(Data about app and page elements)
--*--

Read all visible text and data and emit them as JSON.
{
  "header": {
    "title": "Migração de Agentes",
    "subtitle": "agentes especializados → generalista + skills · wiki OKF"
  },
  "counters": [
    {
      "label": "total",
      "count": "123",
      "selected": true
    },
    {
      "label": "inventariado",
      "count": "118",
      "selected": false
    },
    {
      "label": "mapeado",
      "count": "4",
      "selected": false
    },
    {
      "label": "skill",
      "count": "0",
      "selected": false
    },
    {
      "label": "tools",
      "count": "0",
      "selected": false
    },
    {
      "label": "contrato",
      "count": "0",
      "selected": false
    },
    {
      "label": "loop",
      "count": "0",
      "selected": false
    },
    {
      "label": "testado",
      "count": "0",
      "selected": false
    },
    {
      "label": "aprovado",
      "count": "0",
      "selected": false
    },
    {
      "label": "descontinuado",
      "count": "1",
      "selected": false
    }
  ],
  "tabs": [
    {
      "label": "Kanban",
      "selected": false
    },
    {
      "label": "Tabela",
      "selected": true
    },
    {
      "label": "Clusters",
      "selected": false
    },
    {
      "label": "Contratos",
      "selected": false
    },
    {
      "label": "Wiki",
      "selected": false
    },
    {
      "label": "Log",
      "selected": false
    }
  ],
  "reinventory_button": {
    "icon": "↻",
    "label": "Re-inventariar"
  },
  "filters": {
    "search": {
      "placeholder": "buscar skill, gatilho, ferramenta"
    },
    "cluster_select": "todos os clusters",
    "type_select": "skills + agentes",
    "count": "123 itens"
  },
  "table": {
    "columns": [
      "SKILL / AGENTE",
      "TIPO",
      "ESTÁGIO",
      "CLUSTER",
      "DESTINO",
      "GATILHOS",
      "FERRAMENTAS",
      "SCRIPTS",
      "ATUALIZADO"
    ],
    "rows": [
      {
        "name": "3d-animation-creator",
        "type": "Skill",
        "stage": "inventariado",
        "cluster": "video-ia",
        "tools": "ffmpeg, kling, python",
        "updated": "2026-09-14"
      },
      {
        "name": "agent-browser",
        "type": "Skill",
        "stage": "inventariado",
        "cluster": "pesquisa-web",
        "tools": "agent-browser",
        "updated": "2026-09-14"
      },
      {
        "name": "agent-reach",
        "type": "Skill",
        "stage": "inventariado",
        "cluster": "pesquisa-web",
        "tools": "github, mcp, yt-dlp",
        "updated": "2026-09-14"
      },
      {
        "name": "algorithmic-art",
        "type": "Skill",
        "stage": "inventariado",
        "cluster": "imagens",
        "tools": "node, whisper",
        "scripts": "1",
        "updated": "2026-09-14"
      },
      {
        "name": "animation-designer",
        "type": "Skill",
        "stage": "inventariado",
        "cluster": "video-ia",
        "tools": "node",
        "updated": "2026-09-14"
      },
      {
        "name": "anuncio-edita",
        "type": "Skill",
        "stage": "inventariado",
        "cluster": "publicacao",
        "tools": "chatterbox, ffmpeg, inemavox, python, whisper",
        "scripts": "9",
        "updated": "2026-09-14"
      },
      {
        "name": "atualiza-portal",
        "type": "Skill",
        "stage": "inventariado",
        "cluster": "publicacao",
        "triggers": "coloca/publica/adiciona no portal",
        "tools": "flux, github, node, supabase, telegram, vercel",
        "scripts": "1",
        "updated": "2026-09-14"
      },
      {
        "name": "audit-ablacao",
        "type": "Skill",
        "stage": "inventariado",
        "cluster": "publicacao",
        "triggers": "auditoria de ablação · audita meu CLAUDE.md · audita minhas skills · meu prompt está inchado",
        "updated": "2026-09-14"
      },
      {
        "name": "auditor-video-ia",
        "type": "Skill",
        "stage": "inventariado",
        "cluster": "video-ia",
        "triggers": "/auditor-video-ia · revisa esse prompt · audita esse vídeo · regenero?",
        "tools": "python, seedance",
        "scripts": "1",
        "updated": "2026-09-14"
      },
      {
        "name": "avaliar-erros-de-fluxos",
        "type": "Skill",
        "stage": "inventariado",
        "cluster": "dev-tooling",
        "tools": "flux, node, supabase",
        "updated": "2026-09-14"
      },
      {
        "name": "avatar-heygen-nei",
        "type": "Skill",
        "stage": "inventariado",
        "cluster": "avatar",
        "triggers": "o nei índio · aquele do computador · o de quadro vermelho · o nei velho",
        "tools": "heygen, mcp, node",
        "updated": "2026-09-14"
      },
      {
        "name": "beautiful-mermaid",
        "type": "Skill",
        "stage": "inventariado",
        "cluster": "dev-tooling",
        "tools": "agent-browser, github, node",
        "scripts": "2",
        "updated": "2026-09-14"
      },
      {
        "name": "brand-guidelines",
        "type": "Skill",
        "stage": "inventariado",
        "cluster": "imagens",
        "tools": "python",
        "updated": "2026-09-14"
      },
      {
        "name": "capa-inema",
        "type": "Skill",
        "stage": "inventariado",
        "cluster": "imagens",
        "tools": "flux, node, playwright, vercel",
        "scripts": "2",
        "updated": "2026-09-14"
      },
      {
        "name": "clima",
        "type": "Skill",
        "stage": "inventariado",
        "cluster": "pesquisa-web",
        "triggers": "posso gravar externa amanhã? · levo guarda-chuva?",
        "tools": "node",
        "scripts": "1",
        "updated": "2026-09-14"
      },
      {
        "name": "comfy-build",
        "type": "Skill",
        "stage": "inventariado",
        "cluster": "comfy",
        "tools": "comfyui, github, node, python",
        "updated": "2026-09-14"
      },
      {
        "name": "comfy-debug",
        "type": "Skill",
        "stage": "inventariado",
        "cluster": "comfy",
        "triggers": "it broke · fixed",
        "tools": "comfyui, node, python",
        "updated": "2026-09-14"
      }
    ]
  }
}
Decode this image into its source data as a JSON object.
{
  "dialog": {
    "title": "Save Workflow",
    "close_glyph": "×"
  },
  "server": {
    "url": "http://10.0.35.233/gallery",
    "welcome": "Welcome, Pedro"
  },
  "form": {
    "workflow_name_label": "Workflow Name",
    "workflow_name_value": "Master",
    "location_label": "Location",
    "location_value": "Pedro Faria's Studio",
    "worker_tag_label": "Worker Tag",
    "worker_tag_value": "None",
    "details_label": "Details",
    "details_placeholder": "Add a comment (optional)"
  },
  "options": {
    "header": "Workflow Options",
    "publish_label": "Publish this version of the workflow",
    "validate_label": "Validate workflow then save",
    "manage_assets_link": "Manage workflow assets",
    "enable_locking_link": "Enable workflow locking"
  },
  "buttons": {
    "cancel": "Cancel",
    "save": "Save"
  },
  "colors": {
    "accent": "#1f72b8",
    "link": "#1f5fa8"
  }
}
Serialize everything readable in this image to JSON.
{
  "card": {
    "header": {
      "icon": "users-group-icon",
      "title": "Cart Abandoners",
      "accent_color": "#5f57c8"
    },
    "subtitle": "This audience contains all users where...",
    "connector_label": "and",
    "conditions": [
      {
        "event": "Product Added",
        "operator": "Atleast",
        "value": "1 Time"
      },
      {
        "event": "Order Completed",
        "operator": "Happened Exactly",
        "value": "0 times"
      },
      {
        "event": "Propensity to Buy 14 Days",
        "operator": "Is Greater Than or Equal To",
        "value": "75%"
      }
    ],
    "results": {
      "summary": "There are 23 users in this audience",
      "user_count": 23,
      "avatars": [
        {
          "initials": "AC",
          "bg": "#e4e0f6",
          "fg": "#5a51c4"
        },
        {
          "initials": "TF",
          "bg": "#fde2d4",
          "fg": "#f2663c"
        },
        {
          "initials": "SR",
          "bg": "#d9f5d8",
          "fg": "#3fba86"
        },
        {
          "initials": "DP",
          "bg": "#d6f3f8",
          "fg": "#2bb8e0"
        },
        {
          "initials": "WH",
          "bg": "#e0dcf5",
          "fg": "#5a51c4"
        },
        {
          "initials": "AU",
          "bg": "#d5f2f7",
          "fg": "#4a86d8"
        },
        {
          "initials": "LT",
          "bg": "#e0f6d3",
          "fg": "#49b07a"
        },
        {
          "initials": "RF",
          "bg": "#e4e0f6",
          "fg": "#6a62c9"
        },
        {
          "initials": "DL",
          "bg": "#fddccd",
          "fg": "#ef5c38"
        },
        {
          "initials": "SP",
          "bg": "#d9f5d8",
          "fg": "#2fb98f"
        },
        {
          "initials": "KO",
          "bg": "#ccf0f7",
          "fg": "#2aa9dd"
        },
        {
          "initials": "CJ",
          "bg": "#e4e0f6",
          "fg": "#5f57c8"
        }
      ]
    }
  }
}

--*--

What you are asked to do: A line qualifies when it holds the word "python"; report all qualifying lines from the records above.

Written solution:
        "tools": "ffmpeg, kling, python",
        "tools": "chatterbox, ffmpeg, inemavox, python, whisper",
        "tools": "python, seedance",
        "tools": "python",
        "tools": "comfyui, github, node, python",
        "tools": "comfyui, node, python",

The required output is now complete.